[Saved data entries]
*** Begin section ***

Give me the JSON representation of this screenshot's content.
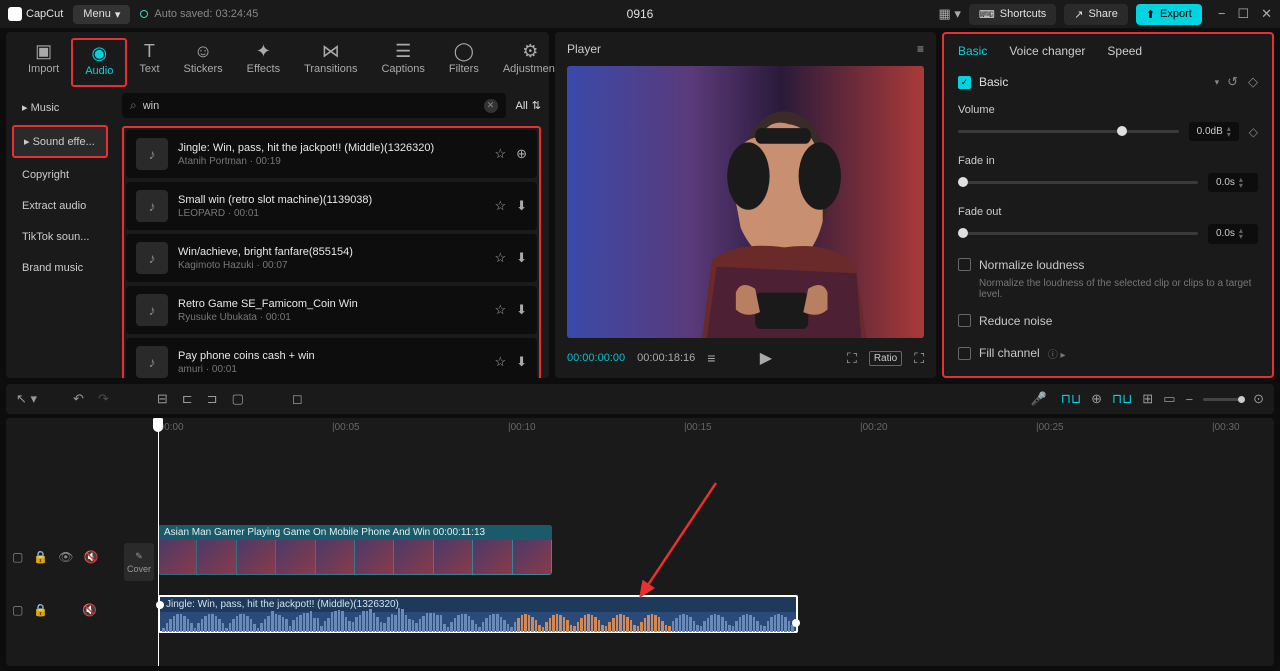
{
  "titlebar": {
    "app": "CapCut",
    "menu": "Menu",
    "autosave": "Auto saved: 03:24:45",
    "project": "0916",
    "shortcuts": "Shortcuts",
    "share": "Share",
    "export": "Export"
  },
  "top_tabs": {
    "import": "Import",
    "audio": "Audio",
    "text": "Text",
    "stickers": "Stickers",
    "effects": "Effects",
    "transitions": "Transitions",
    "captions": "Captions",
    "filters": "Filters",
    "adjustment": "Adjustment"
  },
  "sidebar": {
    "music": "Music",
    "sound_effects": "Sound effe...",
    "copyright": "Copyright",
    "extract": "Extract audio",
    "tiktok": "TikTok soun...",
    "brand": "Brand music"
  },
  "search": {
    "value": "win",
    "all": "All"
  },
  "sounds": [
    {
      "title": "Jingle: Win, pass, hit the jackpot!! (Middle)(1326320)",
      "sub": "Atanih Portman · 00:19",
      "add": true
    },
    {
      "title": "Small win (retro slot machine)(1139038)",
      "sub": "LEOPARD · 00:01",
      "add": false
    },
    {
      "title": "Win/achieve, bright fanfare(855154)",
      "sub": "Kagimoto Hazuki · 00:07",
      "add": false
    },
    {
      "title": "Retro Game SE_Famicom_Coin Win",
      "sub": "Ryusuke Ubukata · 00:01",
      "add": false
    },
    {
      "title": "Pay phone coins cash + win",
      "sub": "amuri · 00:01",
      "add": false
    }
  ],
  "player": {
    "label": "Player",
    "time_current": "00:00:00:00",
    "time_total": "00:00:18:16",
    "ratio": "Ratio"
  },
  "inspector": {
    "tab_basic": "Basic",
    "tab_voice": "Voice changer",
    "tab_speed": "Speed",
    "section_basic": "Basic",
    "volume": "Volume",
    "volume_val": "0.0dB",
    "fadein": "Fade in",
    "fadein_val": "0.0s",
    "fadeout": "Fade out",
    "fadeout_val": "0.0s",
    "normalize": "Normalize loudness",
    "normalize_desc": "Normalize the loudness of the selected clip or clips to a target level.",
    "reduce": "Reduce noise",
    "fill": "Fill channel"
  },
  "timeline": {
    "ticks": [
      "00:00",
      "00:05",
      "00:10",
      "00:15",
      "00:20",
      "00:25",
      "00:30"
    ],
    "video_clip": "Asian Man Gamer Playing Game On Mobile Phone And Win   00:00:11:13",
    "audio_clip": "Jingle: Win, pass, hit the jackpot!! (Middle)(1326320)",
    "cover": "Cover"
  }
}
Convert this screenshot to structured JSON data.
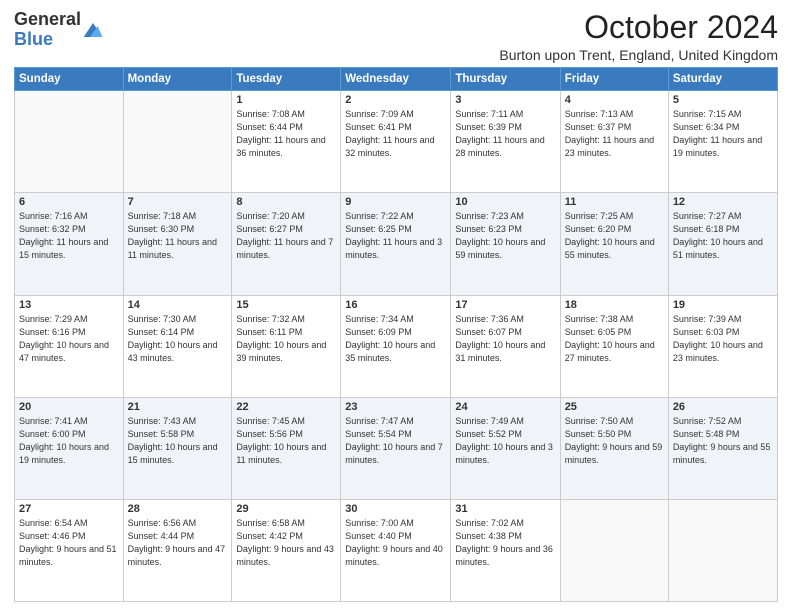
{
  "logo": {
    "general": "General",
    "blue": "Blue"
  },
  "title": "October 2024",
  "location": "Burton upon Trent, England, United Kingdom",
  "days_of_week": [
    "Sunday",
    "Monday",
    "Tuesday",
    "Wednesday",
    "Thursday",
    "Friday",
    "Saturday"
  ],
  "weeks": [
    [
      {
        "day": "",
        "sunrise": "",
        "sunset": "",
        "daylight": ""
      },
      {
        "day": "",
        "sunrise": "",
        "sunset": "",
        "daylight": ""
      },
      {
        "day": "1",
        "sunrise": "Sunrise: 7:08 AM",
        "sunset": "Sunset: 6:44 PM",
        "daylight": "Daylight: 11 hours and 36 minutes."
      },
      {
        "day": "2",
        "sunrise": "Sunrise: 7:09 AM",
        "sunset": "Sunset: 6:41 PM",
        "daylight": "Daylight: 11 hours and 32 minutes."
      },
      {
        "day": "3",
        "sunrise": "Sunrise: 7:11 AM",
        "sunset": "Sunset: 6:39 PM",
        "daylight": "Daylight: 11 hours and 28 minutes."
      },
      {
        "day": "4",
        "sunrise": "Sunrise: 7:13 AM",
        "sunset": "Sunset: 6:37 PM",
        "daylight": "Daylight: 11 hours and 23 minutes."
      },
      {
        "day": "5",
        "sunrise": "Sunrise: 7:15 AM",
        "sunset": "Sunset: 6:34 PM",
        "daylight": "Daylight: 11 hours and 19 minutes."
      }
    ],
    [
      {
        "day": "6",
        "sunrise": "Sunrise: 7:16 AM",
        "sunset": "Sunset: 6:32 PM",
        "daylight": "Daylight: 11 hours and 15 minutes."
      },
      {
        "day": "7",
        "sunrise": "Sunrise: 7:18 AM",
        "sunset": "Sunset: 6:30 PM",
        "daylight": "Daylight: 11 hours and 11 minutes."
      },
      {
        "day": "8",
        "sunrise": "Sunrise: 7:20 AM",
        "sunset": "Sunset: 6:27 PM",
        "daylight": "Daylight: 11 hours and 7 minutes."
      },
      {
        "day": "9",
        "sunrise": "Sunrise: 7:22 AM",
        "sunset": "Sunset: 6:25 PM",
        "daylight": "Daylight: 11 hours and 3 minutes."
      },
      {
        "day": "10",
        "sunrise": "Sunrise: 7:23 AM",
        "sunset": "Sunset: 6:23 PM",
        "daylight": "Daylight: 10 hours and 59 minutes."
      },
      {
        "day": "11",
        "sunrise": "Sunrise: 7:25 AM",
        "sunset": "Sunset: 6:20 PM",
        "daylight": "Daylight: 10 hours and 55 minutes."
      },
      {
        "day": "12",
        "sunrise": "Sunrise: 7:27 AM",
        "sunset": "Sunset: 6:18 PM",
        "daylight": "Daylight: 10 hours and 51 minutes."
      }
    ],
    [
      {
        "day": "13",
        "sunrise": "Sunrise: 7:29 AM",
        "sunset": "Sunset: 6:16 PM",
        "daylight": "Daylight: 10 hours and 47 minutes."
      },
      {
        "day": "14",
        "sunrise": "Sunrise: 7:30 AM",
        "sunset": "Sunset: 6:14 PM",
        "daylight": "Daylight: 10 hours and 43 minutes."
      },
      {
        "day": "15",
        "sunrise": "Sunrise: 7:32 AM",
        "sunset": "Sunset: 6:11 PM",
        "daylight": "Daylight: 10 hours and 39 minutes."
      },
      {
        "day": "16",
        "sunrise": "Sunrise: 7:34 AM",
        "sunset": "Sunset: 6:09 PM",
        "daylight": "Daylight: 10 hours and 35 minutes."
      },
      {
        "day": "17",
        "sunrise": "Sunrise: 7:36 AM",
        "sunset": "Sunset: 6:07 PM",
        "daylight": "Daylight: 10 hours and 31 minutes."
      },
      {
        "day": "18",
        "sunrise": "Sunrise: 7:38 AM",
        "sunset": "Sunset: 6:05 PM",
        "daylight": "Daylight: 10 hours and 27 minutes."
      },
      {
        "day": "19",
        "sunrise": "Sunrise: 7:39 AM",
        "sunset": "Sunset: 6:03 PM",
        "daylight": "Daylight: 10 hours and 23 minutes."
      }
    ],
    [
      {
        "day": "20",
        "sunrise": "Sunrise: 7:41 AM",
        "sunset": "Sunset: 6:00 PM",
        "daylight": "Daylight: 10 hours and 19 minutes."
      },
      {
        "day": "21",
        "sunrise": "Sunrise: 7:43 AM",
        "sunset": "Sunset: 5:58 PM",
        "daylight": "Daylight: 10 hours and 15 minutes."
      },
      {
        "day": "22",
        "sunrise": "Sunrise: 7:45 AM",
        "sunset": "Sunset: 5:56 PM",
        "daylight": "Daylight: 10 hours and 11 minutes."
      },
      {
        "day": "23",
        "sunrise": "Sunrise: 7:47 AM",
        "sunset": "Sunset: 5:54 PM",
        "daylight": "Daylight: 10 hours and 7 minutes."
      },
      {
        "day": "24",
        "sunrise": "Sunrise: 7:49 AM",
        "sunset": "Sunset: 5:52 PM",
        "daylight": "Daylight: 10 hours and 3 minutes."
      },
      {
        "day": "25",
        "sunrise": "Sunrise: 7:50 AM",
        "sunset": "Sunset: 5:50 PM",
        "daylight": "Daylight: 9 hours and 59 minutes."
      },
      {
        "day": "26",
        "sunrise": "Sunrise: 7:52 AM",
        "sunset": "Sunset: 5:48 PM",
        "daylight": "Daylight: 9 hours and 55 minutes."
      }
    ],
    [
      {
        "day": "27",
        "sunrise": "Sunrise: 6:54 AM",
        "sunset": "Sunset: 4:46 PM",
        "daylight": "Daylight: 9 hours and 51 minutes."
      },
      {
        "day": "28",
        "sunrise": "Sunrise: 6:56 AM",
        "sunset": "Sunset: 4:44 PM",
        "daylight": "Daylight: 9 hours and 47 minutes."
      },
      {
        "day": "29",
        "sunrise": "Sunrise: 6:58 AM",
        "sunset": "Sunset: 4:42 PM",
        "daylight": "Daylight: 9 hours and 43 minutes."
      },
      {
        "day": "30",
        "sunrise": "Sunrise: 7:00 AM",
        "sunset": "Sunset: 4:40 PM",
        "daylight": "Daylight: 9 hours and 40 minutes."
      },
      {
        "day": "31",
        "sunrise": "Sunrise: 7:02 AM",
        "sunset": "Sunset: 4:38 PM",
        "daylight": "Daylight: 9 hours and 36 minutes."
      },
      {
        "day": "",
        "sunrise": "",
        "sunset": "",
        "daylight": ""
      },
      {
        "day": "",
        "sunrise": "",
        "sunset": "",
        "daylight": ""
      }
    ]
  ]
}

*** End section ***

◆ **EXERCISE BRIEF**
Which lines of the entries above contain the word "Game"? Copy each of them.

◆ **OUTPUT**
      "title": "Retro Game SE_Famicom_Coin Win",
    "video_clip": "Asian Man Gamer Playing Game On Mobile Phone And Win   00:00:11:13",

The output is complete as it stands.